Directed by Sidney Lumet and based on Ira Levin’s play, Deathtrap is renowned for its witty dialogue, intricate plot twists, and stellar performances. Michael Caine delivers a nuanced portrayal of Sidney Bruhl, capturing his character’s complexities as he navigates moral dilemmas and manipulates those around him. Christopher Reeve shines as Clifford Anderson, exuding charm and vulnerability while remaining enigmatic throughout the film.

The film’s setting, a sprawling and isolated New England estate, enhances the sense of claustrophobia and suspense. The mansion’s ornate interiors and labyrinthine corridors mirror the characters’ tangled motives and hidden agendas, heightening the psychological drama within its walls.

Deathtrap received acclaim for its clever blending of dark humor with suspenseful thrills. It offers a captivating exploration of ambition, betrayal, and the lengths people will go to achieve success. The film’s ability to subvert audience expectations and keep them on the edge of their seats makes it a timeless classic in the thriller genre.

For viewers seeking a suspenseful and cunning thriller in the vein of Knives Out (2019), Deathtrap delivers a riveting narrative filled with intrigue, betrayal, and unexpected twists that will leave you guessing until the shocking conclusion.

Sleuth (1972)

Sleuth (1972) presents a riveting psychological duel between two men intertwined in a web of deceit and manipulation.

Andrew Wyke (played by Laurence Olivier) is a wealthy and successful mystery novelist living in a grand English manor. His comfortable life takes a dramatic turn when he invites Milo Tindle (Michael Caine), his wife’s lover and a struggling actor, to his estate. What begins as a seemingly civil meeting soon escalates into a high-stakes game of cat and mouse, where the boundaries between reality and fiction blur.

Directed by Joseph L. Mankiewicz and based on Anthony Shaffer’s Tony Award-winning play, Sleuth unfolds as a battle of wits between Andrew and Milo. The film’s setting, a lavish and labyrinthine mansion filled with eccentricities, mirrors the intricate minds of its characters. As they engage in mind games and psychological warfare, alliances shift, secrets unravel, and motives become increasingly ambiguous.

Sleuth is celebrated for its sharp dialogue and meticulous plot twists, enthralling viewers with each revelation.

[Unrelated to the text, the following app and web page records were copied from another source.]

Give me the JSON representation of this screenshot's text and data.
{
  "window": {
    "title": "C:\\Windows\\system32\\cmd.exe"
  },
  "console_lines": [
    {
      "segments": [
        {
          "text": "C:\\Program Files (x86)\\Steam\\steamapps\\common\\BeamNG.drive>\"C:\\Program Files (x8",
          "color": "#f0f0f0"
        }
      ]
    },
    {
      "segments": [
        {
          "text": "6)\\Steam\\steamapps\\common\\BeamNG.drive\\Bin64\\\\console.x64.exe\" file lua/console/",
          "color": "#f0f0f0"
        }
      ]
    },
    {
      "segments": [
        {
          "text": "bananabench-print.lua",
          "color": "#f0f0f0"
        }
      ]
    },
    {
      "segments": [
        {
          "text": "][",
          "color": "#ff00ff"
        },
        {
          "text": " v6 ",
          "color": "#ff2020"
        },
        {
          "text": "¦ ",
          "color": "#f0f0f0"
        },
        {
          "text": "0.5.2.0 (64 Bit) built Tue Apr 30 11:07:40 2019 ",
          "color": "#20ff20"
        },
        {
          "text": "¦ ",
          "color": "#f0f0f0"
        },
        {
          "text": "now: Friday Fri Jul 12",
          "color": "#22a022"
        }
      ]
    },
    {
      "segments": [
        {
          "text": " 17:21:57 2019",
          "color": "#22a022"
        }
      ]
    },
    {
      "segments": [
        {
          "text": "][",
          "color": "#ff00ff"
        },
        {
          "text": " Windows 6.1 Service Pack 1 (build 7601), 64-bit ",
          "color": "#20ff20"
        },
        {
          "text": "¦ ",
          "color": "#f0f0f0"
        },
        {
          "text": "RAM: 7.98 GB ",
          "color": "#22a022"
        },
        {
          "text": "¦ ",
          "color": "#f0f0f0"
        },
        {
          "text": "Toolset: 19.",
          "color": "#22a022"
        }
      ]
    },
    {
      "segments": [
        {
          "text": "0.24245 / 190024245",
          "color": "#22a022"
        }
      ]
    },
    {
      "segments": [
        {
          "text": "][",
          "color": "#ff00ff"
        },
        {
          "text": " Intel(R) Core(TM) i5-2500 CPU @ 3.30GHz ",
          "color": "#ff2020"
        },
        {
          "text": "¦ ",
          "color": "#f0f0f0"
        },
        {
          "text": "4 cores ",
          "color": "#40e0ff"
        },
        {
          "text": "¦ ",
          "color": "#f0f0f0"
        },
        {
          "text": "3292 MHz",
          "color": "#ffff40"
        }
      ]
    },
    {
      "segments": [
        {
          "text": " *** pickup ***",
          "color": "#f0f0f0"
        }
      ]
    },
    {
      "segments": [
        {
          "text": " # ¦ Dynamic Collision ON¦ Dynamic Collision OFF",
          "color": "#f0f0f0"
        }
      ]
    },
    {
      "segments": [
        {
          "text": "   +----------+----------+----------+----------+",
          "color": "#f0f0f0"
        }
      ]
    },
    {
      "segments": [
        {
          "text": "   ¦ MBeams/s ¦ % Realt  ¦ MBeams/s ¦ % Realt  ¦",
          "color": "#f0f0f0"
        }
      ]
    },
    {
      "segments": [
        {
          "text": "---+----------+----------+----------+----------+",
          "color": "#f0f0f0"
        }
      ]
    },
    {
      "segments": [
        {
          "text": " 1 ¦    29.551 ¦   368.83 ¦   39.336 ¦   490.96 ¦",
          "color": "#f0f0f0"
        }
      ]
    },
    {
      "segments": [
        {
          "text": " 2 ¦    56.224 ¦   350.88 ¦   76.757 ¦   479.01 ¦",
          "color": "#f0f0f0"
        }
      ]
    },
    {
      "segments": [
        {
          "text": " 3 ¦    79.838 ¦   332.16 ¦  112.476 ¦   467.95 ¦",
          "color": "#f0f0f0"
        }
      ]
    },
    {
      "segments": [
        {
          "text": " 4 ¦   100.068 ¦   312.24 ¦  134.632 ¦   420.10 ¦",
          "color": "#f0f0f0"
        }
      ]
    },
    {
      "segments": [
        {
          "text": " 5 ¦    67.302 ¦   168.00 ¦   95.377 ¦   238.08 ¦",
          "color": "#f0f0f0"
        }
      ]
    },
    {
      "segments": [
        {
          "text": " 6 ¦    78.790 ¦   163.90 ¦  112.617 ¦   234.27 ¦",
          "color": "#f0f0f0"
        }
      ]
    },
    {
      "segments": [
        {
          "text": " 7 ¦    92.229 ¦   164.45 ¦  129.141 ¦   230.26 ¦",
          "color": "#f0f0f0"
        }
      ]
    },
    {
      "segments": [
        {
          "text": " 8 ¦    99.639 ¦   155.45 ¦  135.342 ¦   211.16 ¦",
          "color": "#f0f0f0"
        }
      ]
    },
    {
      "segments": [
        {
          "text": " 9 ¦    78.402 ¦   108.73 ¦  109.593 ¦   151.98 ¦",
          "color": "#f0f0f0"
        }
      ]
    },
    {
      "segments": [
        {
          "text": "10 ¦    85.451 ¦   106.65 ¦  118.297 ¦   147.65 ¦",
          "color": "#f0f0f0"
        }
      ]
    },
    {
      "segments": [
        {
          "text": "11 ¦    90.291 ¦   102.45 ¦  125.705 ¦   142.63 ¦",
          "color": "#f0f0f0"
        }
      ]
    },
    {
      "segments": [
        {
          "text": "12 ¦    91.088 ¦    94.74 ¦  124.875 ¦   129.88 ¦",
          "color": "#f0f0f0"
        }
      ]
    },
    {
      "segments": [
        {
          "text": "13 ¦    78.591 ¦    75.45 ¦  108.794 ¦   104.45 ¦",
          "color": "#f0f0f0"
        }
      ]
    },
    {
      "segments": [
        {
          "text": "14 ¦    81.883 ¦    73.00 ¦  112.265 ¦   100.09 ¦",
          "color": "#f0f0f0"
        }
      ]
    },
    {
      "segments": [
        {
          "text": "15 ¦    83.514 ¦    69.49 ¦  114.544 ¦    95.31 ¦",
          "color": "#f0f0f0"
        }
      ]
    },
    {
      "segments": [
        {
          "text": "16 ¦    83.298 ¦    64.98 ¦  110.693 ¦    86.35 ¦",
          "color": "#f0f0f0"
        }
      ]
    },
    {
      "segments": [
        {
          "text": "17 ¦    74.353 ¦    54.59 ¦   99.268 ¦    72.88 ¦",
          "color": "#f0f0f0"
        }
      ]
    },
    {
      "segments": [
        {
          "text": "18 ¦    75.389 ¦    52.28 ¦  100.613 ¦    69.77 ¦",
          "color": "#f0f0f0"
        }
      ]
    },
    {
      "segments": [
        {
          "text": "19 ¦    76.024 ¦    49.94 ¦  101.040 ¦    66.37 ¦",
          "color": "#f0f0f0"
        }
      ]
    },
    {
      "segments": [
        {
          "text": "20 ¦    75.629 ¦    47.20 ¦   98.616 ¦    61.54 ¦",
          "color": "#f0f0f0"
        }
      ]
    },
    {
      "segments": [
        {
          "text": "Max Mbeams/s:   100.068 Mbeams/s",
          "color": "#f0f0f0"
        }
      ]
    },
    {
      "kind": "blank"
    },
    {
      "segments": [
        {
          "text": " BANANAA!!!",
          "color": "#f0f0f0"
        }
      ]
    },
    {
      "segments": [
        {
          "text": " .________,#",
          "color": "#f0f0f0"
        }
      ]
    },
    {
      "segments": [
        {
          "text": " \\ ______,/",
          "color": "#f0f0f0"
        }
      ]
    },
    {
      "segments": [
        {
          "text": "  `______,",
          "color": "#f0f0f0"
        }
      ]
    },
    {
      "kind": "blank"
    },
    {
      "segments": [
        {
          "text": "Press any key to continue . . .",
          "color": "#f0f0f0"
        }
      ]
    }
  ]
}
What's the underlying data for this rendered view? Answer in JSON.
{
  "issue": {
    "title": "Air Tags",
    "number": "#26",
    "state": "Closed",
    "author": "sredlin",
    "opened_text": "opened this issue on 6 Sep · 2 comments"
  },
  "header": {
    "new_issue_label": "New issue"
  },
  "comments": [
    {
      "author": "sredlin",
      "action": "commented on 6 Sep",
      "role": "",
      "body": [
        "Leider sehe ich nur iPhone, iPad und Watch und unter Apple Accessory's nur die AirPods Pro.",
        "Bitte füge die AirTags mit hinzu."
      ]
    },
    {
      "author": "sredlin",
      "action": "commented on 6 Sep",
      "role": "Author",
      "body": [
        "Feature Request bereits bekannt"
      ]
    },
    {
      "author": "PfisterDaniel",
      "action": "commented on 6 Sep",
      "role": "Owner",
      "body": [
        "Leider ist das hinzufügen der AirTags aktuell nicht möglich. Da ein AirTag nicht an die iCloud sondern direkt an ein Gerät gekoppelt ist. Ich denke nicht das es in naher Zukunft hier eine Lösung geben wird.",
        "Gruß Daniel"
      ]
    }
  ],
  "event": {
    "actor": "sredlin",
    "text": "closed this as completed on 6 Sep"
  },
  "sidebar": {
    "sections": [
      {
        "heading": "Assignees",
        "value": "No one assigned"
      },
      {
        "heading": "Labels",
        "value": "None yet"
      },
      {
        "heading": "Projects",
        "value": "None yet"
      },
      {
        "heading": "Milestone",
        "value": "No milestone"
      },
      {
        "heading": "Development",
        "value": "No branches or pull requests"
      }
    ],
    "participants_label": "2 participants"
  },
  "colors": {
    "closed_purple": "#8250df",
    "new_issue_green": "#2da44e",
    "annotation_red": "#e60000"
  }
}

Laurence Olivier delivers a commanding performance as the cunning and enigmatic Andrew Wyke, while Michael Caine brings depth and vulnerability to Milo Tindle’s character, navigating the treacherous terrain of Andrew’s manipulations.

The film’s exploration of themes such as jealousy, betrayal, and the thirst for power resonates throughout its narrative. As Andrew and Milo’s rivalry intensifies, Sleuth challenges perceptions of identity and morality, blurring the lines between protagonist and antagonist.

With its masterful direction, compelling performances, and intricately crafted storyline, Sleuth (1972) remains a benchmark in psychological thrillers. It captivates audiences with clever twists and turns, offering a gripping exploration of human nature’s darker facets.

For fans of Knives Out (2019) seeking a suspenseful and intellectually stimulating thriller, Sleuth promises an unforgettable cinematic experience. Dive into the intricate world of Andrew Wyke and Milo Tindle, where every move and revelation leads to a chilling revelation of motives and manipulations.

These films offer a diverse range of stories that capture the essence of Knives Out. Whether it’s a dark mystery, a humorous investigation, or a genre-blending caper, there’s something for every fan of the whodunnit genre.

Explore these movies to experience the same thrill, intrigue, and unexpected twists that made Knives Out a standout hit. Dive into these captivating mysteries and enjoy the ride!

Share This Story, Choose Your Platform!

Movies Like Knives Out

Mystery,Thriller Movies

More movies to Add to Your Queue